WHAT IS NEEDED:
Check each line of the records for "placeholder"; collect those that have it.

START DATA FOR THE TASK

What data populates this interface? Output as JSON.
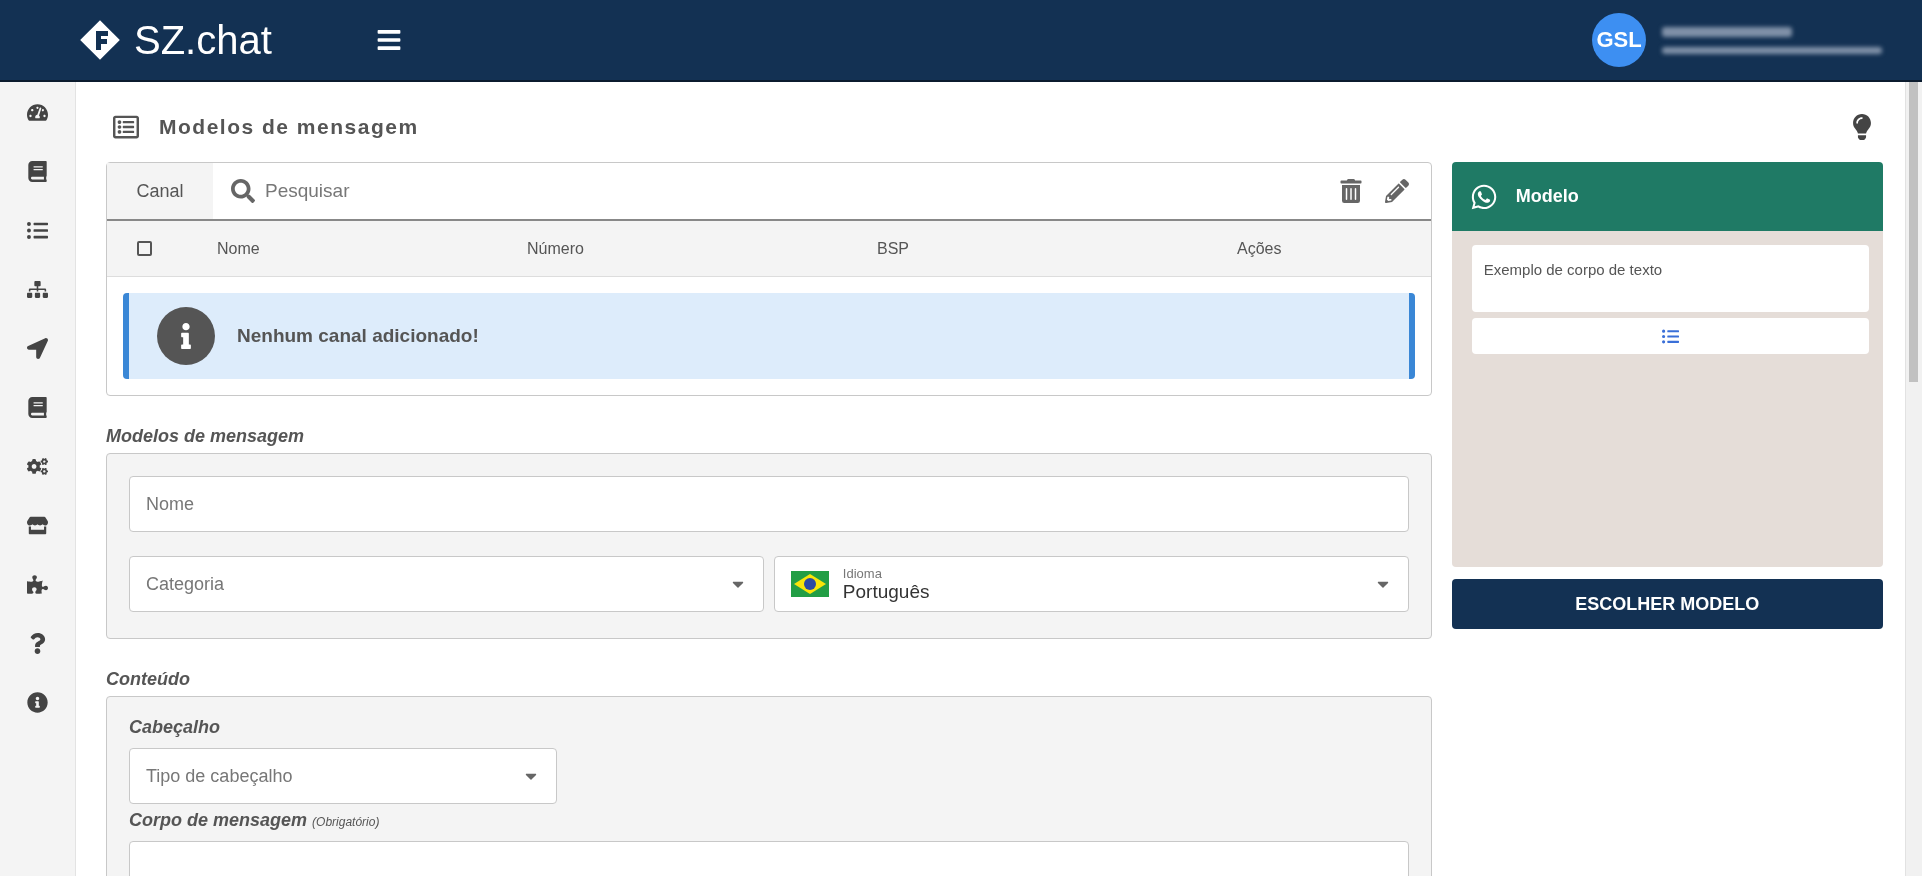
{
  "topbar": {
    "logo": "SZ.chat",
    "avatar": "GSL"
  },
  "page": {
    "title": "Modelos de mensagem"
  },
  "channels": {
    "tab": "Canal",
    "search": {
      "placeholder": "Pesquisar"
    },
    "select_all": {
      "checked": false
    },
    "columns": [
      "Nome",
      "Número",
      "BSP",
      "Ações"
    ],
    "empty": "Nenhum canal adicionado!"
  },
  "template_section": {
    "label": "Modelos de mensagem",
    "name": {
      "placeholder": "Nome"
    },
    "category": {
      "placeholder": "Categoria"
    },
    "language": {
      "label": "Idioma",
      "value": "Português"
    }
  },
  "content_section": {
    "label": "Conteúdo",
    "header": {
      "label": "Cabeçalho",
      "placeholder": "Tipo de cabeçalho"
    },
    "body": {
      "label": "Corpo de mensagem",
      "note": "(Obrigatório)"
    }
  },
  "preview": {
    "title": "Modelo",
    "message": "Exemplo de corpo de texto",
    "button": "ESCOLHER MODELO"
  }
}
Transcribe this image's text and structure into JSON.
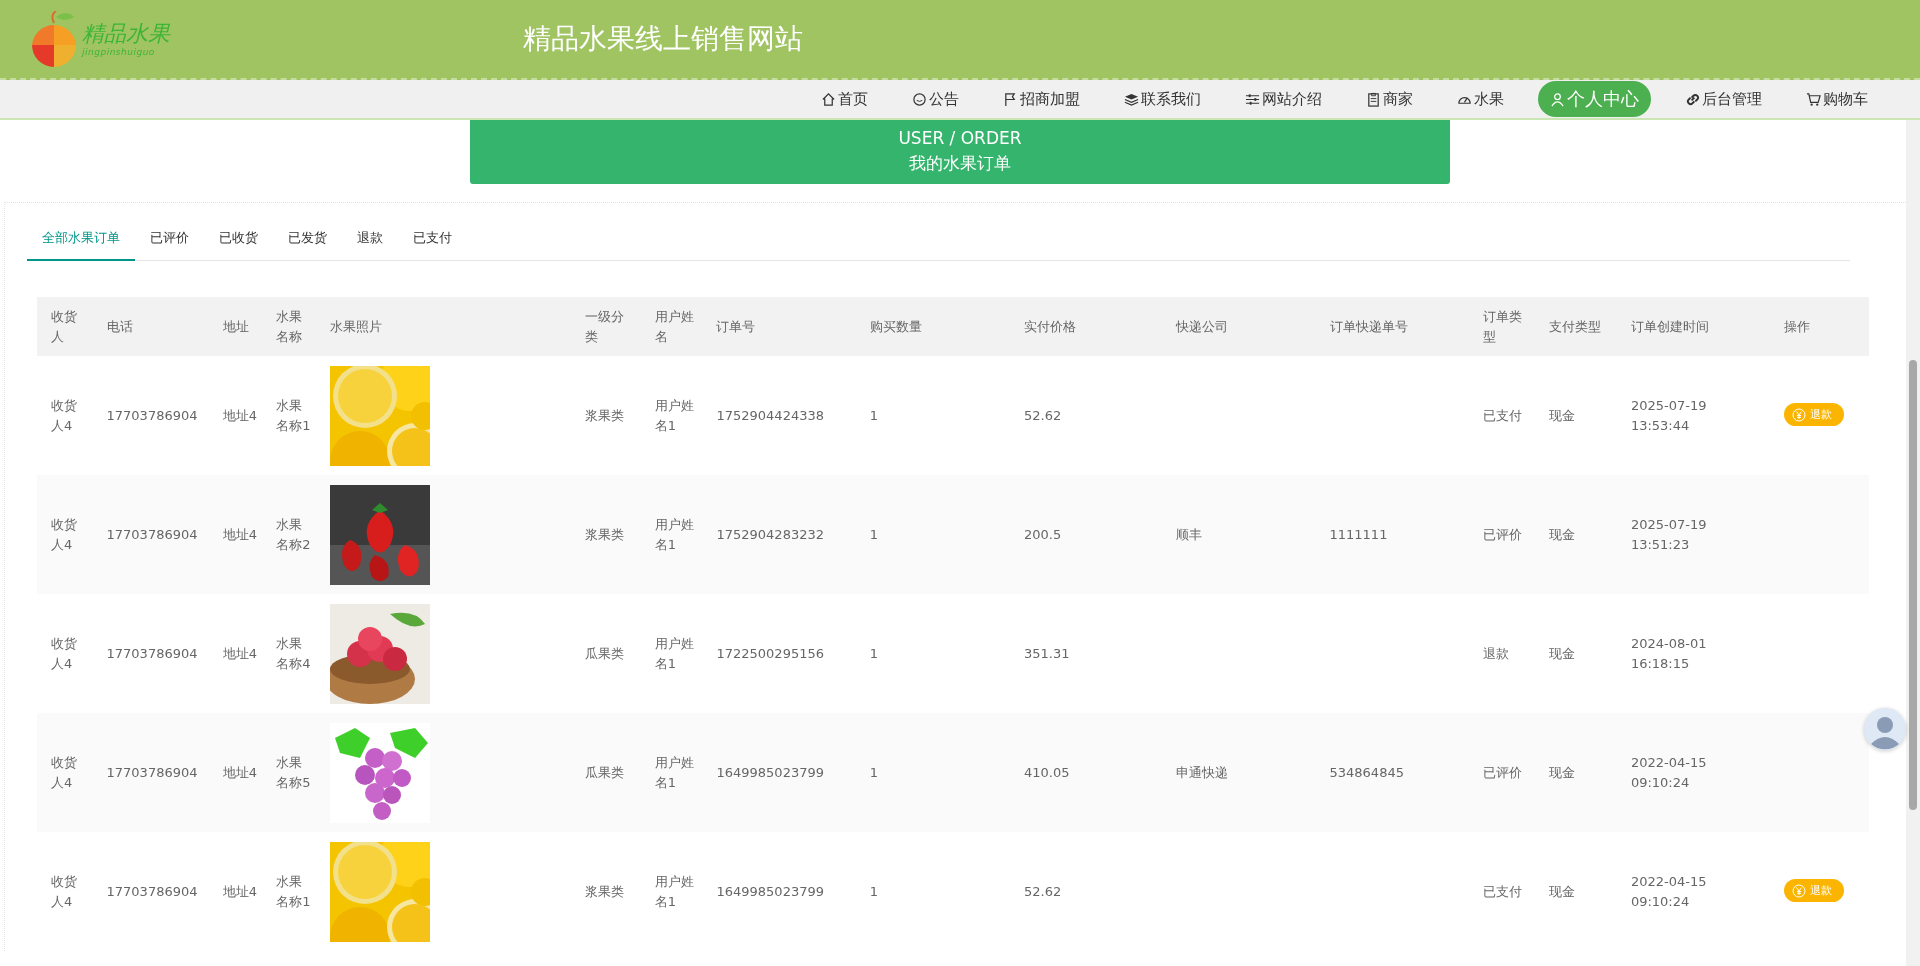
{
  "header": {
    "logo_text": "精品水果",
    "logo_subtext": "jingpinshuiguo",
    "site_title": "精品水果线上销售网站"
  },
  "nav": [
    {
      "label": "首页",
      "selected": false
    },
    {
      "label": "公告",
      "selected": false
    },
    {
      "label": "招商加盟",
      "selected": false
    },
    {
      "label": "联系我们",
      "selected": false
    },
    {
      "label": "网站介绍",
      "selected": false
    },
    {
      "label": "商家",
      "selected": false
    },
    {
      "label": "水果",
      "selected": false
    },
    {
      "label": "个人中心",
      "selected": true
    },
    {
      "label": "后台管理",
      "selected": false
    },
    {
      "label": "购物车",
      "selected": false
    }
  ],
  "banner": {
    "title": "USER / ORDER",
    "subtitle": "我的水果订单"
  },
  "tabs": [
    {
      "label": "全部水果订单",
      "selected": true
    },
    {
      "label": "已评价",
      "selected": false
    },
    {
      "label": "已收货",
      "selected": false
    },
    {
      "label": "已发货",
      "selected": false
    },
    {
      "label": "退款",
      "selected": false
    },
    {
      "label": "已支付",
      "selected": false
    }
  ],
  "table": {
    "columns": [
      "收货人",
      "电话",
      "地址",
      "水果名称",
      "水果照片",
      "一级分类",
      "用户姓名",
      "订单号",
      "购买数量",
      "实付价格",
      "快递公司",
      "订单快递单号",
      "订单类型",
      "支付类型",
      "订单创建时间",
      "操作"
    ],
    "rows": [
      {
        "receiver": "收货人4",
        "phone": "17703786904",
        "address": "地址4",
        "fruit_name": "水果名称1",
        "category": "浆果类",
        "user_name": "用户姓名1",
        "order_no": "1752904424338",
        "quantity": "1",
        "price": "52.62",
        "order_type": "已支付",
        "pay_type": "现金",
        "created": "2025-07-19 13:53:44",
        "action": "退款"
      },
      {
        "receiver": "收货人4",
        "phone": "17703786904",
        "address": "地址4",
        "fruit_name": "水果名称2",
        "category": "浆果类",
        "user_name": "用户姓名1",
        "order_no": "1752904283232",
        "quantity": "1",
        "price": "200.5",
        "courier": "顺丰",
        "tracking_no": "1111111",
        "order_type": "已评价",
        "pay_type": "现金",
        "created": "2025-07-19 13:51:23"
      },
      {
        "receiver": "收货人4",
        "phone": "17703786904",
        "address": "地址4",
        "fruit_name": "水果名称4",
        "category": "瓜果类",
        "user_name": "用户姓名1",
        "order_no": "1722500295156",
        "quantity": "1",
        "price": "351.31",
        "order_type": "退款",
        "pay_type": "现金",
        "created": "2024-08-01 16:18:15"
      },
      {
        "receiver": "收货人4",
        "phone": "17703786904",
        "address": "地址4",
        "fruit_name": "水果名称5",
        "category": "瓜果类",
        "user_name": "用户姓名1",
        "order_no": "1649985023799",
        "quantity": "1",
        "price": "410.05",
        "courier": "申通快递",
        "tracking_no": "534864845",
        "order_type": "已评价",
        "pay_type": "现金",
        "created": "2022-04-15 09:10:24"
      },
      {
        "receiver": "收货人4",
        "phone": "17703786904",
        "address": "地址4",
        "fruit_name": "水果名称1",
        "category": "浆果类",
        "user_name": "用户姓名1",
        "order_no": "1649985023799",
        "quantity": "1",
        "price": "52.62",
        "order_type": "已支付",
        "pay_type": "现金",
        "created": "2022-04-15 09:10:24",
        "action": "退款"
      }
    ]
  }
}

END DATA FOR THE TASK
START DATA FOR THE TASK

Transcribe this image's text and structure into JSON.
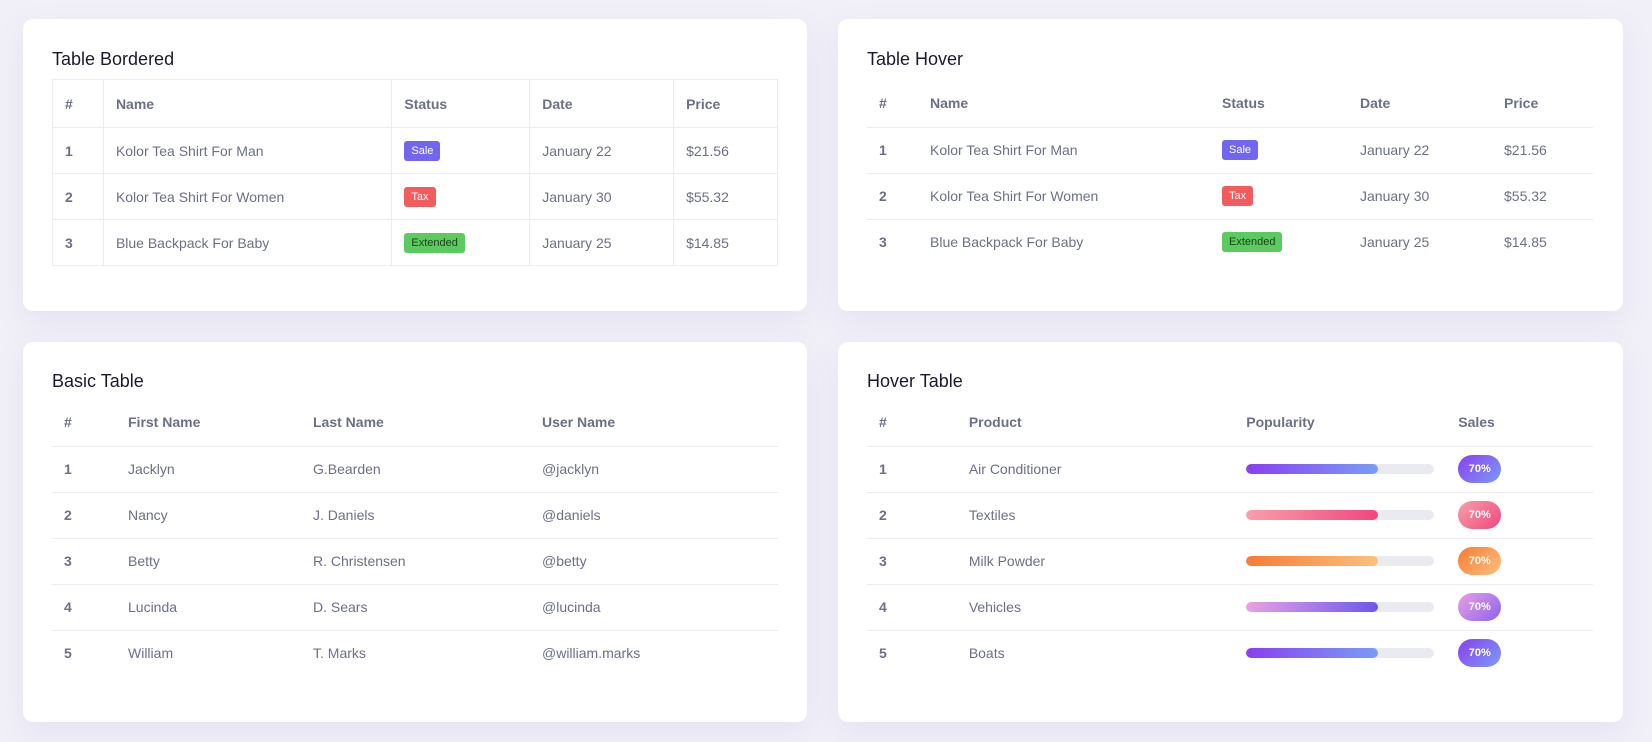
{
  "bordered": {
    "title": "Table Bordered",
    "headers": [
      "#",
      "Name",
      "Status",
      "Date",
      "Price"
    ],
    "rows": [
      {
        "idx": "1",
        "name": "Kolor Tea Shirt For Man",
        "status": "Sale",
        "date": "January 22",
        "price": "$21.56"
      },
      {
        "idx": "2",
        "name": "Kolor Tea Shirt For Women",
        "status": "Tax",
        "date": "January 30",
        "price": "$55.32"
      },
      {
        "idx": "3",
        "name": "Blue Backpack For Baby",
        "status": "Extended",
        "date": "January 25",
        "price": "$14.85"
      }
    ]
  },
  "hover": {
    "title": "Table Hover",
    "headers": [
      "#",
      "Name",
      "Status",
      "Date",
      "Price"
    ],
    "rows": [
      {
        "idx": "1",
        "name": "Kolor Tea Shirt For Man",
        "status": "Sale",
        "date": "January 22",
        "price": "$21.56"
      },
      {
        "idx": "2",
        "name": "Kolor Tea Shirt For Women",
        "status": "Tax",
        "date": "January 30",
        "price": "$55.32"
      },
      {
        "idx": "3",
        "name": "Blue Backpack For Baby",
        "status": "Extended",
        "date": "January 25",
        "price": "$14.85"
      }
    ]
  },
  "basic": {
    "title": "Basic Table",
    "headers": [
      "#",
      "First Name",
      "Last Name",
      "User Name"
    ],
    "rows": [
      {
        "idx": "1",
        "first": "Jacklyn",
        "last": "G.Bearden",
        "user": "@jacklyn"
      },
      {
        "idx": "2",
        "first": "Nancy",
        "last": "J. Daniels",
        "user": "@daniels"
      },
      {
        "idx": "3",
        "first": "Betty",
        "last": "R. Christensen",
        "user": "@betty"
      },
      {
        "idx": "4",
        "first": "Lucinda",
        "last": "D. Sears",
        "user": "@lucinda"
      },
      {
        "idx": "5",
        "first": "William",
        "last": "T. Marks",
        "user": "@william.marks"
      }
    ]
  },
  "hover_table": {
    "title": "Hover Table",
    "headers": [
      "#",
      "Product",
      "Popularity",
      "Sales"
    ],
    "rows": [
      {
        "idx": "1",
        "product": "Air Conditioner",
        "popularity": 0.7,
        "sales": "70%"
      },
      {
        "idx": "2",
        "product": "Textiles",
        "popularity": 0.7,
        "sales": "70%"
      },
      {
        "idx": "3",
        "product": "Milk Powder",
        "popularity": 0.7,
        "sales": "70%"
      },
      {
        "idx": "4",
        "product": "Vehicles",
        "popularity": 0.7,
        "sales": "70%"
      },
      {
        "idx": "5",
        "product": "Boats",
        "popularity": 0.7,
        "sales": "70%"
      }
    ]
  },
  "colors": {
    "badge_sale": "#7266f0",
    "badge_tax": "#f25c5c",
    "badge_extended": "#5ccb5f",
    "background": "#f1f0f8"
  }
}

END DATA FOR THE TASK

WRITTEN RESPONSE:
      "placeholder": "Pesquisar"
      "placeholder": "Nome"
      "placeholder": "Categoria"
      "placeholder": "Tipo de cabeçalho"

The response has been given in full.